Lava, molten rock, is usually only visible during violent volcanic eruptions. However there are five points on the Earth where lava meets the surface in relatively peaceful pools. These lava lakes are a valuable scientific resource as the offer the chance to collect lava samples which have not been contaminated in the violence of a volcanic eruption. These pools offer direct access to the molten center of the Earth. At night, the lakes glow with the fierce heat they radiate. The video above shows that although the lava pools are relatively peaceful they are still dangerous.

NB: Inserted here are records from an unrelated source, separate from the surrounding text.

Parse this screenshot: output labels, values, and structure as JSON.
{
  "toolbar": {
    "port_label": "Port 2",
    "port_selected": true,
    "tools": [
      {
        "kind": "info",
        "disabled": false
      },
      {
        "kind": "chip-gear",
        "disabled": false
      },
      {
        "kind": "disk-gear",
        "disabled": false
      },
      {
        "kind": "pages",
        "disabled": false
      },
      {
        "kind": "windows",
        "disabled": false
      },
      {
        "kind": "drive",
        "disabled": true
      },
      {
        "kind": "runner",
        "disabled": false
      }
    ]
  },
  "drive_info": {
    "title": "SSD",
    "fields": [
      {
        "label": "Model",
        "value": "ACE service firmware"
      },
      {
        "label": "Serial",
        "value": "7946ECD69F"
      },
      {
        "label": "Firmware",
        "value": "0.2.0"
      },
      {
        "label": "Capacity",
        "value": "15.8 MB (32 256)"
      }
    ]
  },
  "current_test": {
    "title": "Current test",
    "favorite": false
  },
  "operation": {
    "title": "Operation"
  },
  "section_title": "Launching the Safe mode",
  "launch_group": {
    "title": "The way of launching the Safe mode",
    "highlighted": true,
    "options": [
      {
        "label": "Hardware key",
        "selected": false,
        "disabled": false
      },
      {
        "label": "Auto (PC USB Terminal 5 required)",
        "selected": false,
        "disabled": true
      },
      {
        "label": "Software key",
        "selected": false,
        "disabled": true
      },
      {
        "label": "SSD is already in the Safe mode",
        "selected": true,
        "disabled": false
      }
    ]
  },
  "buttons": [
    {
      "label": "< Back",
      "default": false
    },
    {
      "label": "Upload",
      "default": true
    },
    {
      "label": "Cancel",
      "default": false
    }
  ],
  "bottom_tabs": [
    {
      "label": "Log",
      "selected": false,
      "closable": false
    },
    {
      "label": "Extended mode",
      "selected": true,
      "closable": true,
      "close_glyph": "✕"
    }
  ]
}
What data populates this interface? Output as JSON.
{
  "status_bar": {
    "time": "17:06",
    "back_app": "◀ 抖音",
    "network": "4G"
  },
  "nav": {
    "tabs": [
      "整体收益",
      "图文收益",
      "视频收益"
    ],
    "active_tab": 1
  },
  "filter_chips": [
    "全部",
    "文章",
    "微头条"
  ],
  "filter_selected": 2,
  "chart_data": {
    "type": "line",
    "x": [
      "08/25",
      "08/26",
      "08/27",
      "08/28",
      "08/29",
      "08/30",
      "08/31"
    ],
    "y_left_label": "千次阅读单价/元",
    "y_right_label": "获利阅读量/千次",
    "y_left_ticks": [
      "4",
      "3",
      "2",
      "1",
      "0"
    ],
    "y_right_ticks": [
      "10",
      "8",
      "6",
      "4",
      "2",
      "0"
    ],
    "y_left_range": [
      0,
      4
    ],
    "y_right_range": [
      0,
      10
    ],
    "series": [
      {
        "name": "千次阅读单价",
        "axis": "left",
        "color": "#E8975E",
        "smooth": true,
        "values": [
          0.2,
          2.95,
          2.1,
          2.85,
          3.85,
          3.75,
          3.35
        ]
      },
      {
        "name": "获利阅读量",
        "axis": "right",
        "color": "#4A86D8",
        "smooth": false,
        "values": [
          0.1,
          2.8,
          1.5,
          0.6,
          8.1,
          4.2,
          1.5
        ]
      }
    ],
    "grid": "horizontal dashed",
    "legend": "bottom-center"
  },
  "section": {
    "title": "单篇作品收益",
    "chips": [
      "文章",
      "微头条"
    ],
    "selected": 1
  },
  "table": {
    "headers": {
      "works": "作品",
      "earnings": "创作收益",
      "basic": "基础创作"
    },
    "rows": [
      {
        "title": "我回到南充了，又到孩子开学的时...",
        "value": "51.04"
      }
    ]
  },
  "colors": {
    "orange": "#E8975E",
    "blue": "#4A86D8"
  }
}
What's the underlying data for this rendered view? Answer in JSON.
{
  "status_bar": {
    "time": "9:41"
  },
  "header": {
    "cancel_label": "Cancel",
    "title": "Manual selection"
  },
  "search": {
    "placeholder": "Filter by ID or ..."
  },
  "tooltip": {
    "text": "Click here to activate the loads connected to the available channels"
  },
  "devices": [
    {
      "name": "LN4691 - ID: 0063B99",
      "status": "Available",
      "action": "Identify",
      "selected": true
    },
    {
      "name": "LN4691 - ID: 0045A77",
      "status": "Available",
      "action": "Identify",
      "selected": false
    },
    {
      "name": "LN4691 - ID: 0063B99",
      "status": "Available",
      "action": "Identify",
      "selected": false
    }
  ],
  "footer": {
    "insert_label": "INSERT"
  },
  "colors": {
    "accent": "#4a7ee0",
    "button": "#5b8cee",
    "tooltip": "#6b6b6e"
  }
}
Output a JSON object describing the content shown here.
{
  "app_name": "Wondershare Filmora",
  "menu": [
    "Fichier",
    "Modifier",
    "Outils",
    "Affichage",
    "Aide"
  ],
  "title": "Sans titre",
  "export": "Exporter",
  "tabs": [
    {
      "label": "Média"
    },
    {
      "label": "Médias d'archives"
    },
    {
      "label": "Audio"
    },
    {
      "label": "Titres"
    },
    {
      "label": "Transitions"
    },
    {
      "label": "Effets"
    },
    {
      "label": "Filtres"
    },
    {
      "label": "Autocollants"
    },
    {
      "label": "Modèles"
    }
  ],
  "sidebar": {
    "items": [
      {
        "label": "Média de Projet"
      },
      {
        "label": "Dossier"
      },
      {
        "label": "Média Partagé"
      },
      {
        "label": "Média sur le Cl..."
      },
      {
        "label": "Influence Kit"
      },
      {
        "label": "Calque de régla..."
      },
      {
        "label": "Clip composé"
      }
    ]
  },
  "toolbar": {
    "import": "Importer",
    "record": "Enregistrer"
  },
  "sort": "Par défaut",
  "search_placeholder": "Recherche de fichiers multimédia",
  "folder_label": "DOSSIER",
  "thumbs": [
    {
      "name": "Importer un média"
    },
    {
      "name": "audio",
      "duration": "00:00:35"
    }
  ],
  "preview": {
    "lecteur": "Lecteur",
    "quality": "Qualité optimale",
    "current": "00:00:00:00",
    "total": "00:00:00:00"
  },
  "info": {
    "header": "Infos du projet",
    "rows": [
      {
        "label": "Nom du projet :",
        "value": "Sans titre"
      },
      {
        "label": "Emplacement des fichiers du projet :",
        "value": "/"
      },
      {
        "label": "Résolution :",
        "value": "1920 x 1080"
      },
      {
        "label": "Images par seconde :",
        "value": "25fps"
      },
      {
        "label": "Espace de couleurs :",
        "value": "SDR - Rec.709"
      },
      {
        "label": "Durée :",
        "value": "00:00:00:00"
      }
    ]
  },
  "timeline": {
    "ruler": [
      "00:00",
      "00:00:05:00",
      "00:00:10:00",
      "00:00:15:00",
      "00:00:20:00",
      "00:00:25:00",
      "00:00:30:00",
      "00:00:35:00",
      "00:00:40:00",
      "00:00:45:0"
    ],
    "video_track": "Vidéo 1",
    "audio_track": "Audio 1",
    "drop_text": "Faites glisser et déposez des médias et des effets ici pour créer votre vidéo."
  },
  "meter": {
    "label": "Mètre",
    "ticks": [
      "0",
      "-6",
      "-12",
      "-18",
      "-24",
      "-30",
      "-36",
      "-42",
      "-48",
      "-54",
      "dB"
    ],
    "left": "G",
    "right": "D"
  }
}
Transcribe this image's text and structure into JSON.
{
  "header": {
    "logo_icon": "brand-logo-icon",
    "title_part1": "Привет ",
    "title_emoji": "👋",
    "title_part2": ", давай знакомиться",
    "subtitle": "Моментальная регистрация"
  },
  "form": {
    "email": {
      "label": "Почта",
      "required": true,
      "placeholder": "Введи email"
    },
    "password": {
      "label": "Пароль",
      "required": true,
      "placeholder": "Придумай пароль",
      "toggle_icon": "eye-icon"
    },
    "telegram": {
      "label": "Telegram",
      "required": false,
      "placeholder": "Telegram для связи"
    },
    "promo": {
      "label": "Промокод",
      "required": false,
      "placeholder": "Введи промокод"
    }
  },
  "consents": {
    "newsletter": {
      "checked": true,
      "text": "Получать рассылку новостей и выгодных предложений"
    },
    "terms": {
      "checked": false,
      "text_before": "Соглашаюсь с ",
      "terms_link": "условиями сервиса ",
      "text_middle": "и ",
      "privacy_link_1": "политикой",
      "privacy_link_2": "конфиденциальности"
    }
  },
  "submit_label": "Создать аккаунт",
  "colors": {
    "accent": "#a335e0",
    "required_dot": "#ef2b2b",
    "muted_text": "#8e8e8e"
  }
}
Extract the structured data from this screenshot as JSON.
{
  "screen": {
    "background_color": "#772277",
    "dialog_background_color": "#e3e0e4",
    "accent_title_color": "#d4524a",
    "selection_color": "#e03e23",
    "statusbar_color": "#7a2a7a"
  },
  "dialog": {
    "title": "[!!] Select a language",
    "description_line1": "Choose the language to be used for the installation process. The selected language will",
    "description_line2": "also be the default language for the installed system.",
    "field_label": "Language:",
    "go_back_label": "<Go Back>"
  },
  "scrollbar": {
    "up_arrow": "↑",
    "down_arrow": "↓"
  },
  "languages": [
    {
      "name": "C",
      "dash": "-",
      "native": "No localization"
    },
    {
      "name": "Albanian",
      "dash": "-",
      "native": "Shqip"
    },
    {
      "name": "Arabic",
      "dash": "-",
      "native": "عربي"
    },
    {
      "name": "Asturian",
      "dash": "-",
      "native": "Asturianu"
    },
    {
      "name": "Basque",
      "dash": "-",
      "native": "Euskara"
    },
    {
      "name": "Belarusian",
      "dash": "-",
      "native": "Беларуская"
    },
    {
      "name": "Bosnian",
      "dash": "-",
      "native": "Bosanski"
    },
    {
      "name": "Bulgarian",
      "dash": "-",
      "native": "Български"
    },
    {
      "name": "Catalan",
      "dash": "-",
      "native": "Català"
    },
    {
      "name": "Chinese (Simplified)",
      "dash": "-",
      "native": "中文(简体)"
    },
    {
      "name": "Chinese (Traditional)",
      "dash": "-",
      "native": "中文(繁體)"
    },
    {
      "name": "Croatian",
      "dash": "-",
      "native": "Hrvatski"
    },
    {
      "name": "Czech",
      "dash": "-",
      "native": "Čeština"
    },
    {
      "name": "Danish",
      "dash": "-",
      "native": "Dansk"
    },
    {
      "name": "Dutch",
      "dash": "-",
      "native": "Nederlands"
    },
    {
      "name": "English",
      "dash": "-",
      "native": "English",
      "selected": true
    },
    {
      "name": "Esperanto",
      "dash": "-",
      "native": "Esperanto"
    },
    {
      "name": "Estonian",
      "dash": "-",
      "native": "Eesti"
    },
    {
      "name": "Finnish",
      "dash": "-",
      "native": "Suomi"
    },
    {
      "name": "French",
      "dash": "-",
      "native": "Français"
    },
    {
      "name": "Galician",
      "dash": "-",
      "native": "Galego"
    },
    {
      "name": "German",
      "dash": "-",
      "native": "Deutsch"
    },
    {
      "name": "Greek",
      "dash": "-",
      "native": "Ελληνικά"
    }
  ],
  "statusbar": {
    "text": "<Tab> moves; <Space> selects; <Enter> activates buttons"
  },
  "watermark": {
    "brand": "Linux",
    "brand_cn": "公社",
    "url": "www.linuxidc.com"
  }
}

Sand storms are spectacular to look at but devastating to be in. Dust or sand storms have always bedeviled desert travelers who may become lost in them or even smothered by the sand they deposit. Sand storms occur when a strong wind whips up soil and sand particles into the atmosphere and carry them away. Sand storms can be so large that they are visible from space. Each year forty million tons of dust are carried from the Sahara to the Amazon basin. The carrying away of top soil can destroy agriculture or deposit necessary minerals. A wall of dust billowing out of the desert is one of the great images of the power of nature.
The Earth is special in that we have a moon which, at times of eclipse, will perfectly cover the disc of the Sun. This happens because the Sun’s diameter is approximately 400 times larger than that of the Moon, but the Sun is also 400 times further away from it. During a total solar eclipse the corona, a plasma layer around the Sun, becomes visible. Eclipses have fascinated mankind since the dawn of time, but have been understood and predicted for thousands of years. Now, with the ability to travel the globe, there are tourists who will travel to wherever the next total eclipse will occur.
In my opinion there is no greater natural spectacle than the Aurorae. I first saw them while standing on a frozen lake in the north of Finland. We had left our little fire hut on the shore because a very faint green glow could be seen over the treetops. As we watched, a wall of green swept silently across the sky, flecked with pink lines. When you see a picture of the aurorae you do not get the sense of motion or scale. The aurorae occur when particles, ejected on the solar wind, are channeled by the Earth’s electromagnetic field into the atmosphere. As the particles strike the atmosphere they ionize atoms which then release light. Some people report hearing a crackling sound when aurorae are particularly intense, but this has never been confirmed.